When you live in an apartment building, your neighbors hopefully become more than your neighbors. They become friends and by extension, family.
This is the premise of the new NBC series, The Village. Set in an apartment building in Brooklyn, the series follows the lives of the residents.
Sarah (Michaela McManus) is a nurse and single mother raising her teenage daughter. Gabe (Darren Kasagoff) is a young lawyer who has the most unexpected of roommates: his grandfather Enzo (Dominic Chianese). Ava (Moran Atias) is an immigrant who is raising her son alone when ICE comes calling. Nick (Warren Christie), is the newest resident of the building and a veteran. Ron (Frankie Faison) is the super whose passion for his social worker wife, Patricia (Lorraine Toussaint) is as strong as the day they married.
I’m not really a fan of schmaltzy television. When a show goes over the top with drama, I am usually turned off. But I liked The Village. I liked it because it’s my world. As many of you know, I live in New York City. To have a house of one’s own is a luxury. Most people either rent or own their apartment. I understand these characters and familial bond that goes with living in an apartment building.
I recommend it.
The Village airs on NBC on Tuesdays at 10:00.
One of the more interesting sub-genres of reality television is the fish out of water story.
Dancing with the Stars (2005-Present) can most certainly be defined as a fish out of water story. The American version of the UK program Strictly Come Dancing, the premise of the show is as follows: a celebrities who are not known for their dancing skills are matched with professional dancers. The dance of the week is chosen the week before the episode is set to air. As the season rolls on, the couples are eliminated until one is crowned that season’s winner.
DWTS is one of the more interesting programs that fall within the reality television genre. It is not as mind numbing as other shows and perhaps inspires viewers to try something new by putting on their own dancing shoes.
Do I recommend it? I am leaning toward yes.
It’s boring when we are around the same people who have the same beliefs. Life is much more interesting when we are around people whose beliefs and viewpoints are different from ours.
The View premiered on ABC in 1997 and since then, has become a staple of the network’s morning schedule. Created by journalism legend Barbara Walters, the premise of the show was to bring in five different women of varying ages, backgrounds and opinions to discuss the latest headlines and interview prominent figures. Joining Barbara at the table for the first few years was Meredith Vieira, Star Jones, Joy Behar and Debbie Matenopoulos.
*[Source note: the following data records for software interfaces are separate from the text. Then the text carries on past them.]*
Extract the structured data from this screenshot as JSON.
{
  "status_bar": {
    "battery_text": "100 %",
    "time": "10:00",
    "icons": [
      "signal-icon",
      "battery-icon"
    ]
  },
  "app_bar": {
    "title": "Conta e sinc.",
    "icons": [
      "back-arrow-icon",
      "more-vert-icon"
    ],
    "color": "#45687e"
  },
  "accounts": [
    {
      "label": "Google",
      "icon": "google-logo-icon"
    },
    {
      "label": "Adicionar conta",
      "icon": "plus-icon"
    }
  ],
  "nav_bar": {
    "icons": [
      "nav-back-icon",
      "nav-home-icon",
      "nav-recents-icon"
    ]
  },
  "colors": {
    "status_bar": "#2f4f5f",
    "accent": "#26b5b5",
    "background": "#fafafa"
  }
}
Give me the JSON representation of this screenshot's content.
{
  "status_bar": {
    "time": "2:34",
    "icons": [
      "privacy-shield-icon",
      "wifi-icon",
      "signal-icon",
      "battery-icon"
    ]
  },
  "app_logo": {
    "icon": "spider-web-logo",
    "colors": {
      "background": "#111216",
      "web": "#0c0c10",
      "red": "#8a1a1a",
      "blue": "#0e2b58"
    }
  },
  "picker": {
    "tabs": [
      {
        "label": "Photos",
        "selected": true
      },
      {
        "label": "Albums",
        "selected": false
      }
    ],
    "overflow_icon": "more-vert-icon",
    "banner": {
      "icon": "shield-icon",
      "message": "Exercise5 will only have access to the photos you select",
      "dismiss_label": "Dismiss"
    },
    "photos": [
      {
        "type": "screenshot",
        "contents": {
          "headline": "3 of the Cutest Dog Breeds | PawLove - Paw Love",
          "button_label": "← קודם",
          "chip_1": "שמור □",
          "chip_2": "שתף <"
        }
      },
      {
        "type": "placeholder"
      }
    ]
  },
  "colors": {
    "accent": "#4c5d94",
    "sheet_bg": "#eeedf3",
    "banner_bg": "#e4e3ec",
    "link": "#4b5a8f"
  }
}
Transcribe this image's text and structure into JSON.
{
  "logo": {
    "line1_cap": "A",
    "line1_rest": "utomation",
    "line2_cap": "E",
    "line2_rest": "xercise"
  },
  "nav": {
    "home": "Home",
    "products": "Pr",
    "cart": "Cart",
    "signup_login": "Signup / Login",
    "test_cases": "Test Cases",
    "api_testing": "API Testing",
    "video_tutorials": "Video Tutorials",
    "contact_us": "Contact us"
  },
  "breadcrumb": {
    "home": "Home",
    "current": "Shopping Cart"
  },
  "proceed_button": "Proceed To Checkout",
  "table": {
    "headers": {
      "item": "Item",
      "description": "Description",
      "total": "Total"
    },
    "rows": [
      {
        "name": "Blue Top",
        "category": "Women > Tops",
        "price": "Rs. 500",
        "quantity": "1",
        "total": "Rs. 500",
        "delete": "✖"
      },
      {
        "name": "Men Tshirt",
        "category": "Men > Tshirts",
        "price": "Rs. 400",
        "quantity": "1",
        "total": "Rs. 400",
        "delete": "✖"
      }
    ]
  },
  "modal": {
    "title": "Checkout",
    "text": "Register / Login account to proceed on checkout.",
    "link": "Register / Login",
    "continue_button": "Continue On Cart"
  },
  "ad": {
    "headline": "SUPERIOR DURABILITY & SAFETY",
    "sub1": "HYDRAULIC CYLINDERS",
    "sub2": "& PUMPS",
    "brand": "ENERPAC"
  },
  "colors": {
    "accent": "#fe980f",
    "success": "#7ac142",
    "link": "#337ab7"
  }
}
Over the years, the women around the table have changed (except for Behar), but the voices of the diverse women coming together remains the same.
I’m not a fan of Daytime TV. I find it sometimes to be rather boring. But, on the rare occasion when I am home on a weekday, I will watch The View. I find the conversation to be interesting and the differing perspectives of the hosts a refreshing take on the us vs. them mentality that has become part of our national discourse.
I recommend it.
The process of looking for a new home is hard enough. Adding a complete renovation to the process is almost akin to asking for a major headache on top of the home buying process.
This is the premise of the HGTV program, House Hunters Renovation (2012-Present). The first half of the episode follows the homeowners as they choose from one of three possible new homes to purchase. The second half of the episode continues to follow the new homeowners as their home is renovated.
I enjoy watching House Hunters Renovation. Unlike other reality shows, I feel like I am learning something. It’s also groan inducing to watch the homeowners as they deal with the pitfalls of renovating their new home.
I recommend it.